This resource is a video abstract of a research paper created by Research Square on behalf of its authors. It provides a synopsis that's easy to understand, and can be used to introduce the topics it covers to students, researchers, and the general public. The video's transcript is also provided in full, with a portion provided below for preview:
"Heavy-metal mines might be a tough environment to grow up in, but many microbes call them home, including viruses. A recent look at core samples from a lead and zinc mine in China revealed how viruses fit into this extreme ecosystem. Environmental factors like acidity appeared to play a big role in shaping viral communities. High acidity tends to make environments less hospitable, even for organisms that live in extreme places. That explains why less acidic (higher pH) core samples contained more viruses. Similarly, viral gene function varied with depth. Deeper and less environmentally extreme layers contained genes with conventional functions related to metabolism and structure, while surface layers largely contained genes of unknown function. Tests also detected genes that viruses might use to get their bacterial hosts to incorporate sulfur from mine runoff..."

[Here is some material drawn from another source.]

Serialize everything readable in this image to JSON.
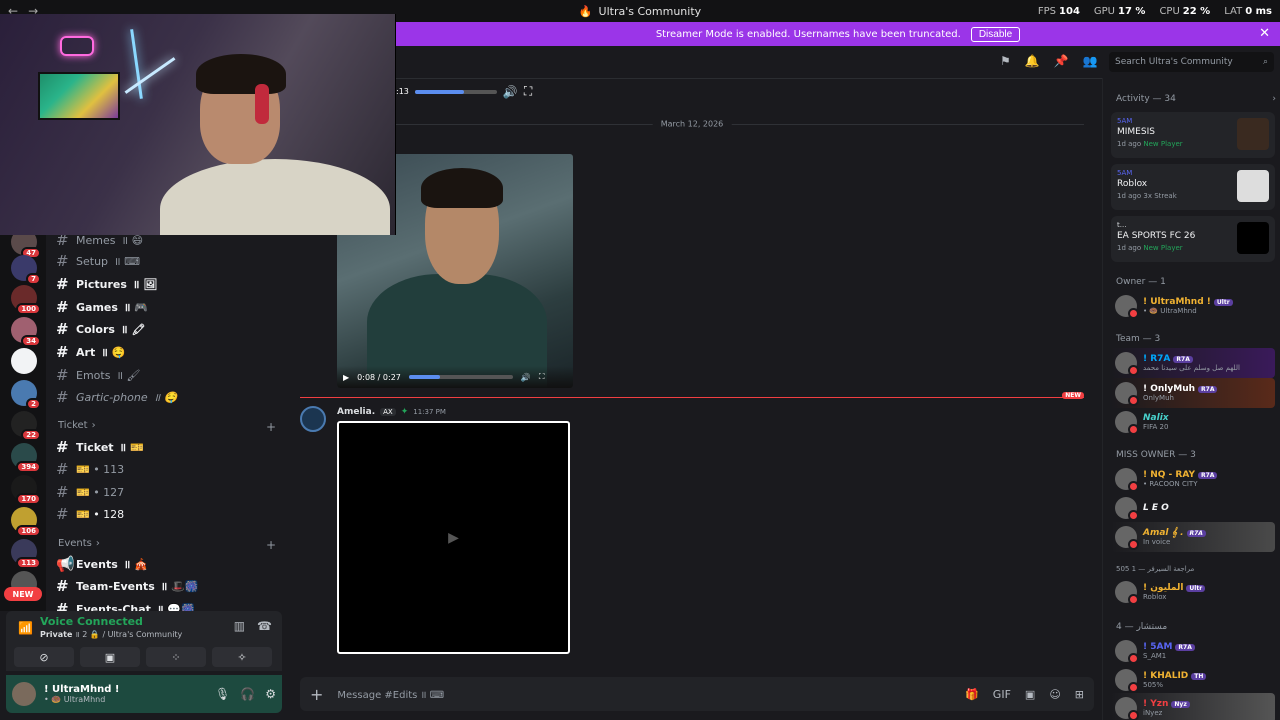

The rest of the transcript, along with a link to the research itself, is available on the resource itself.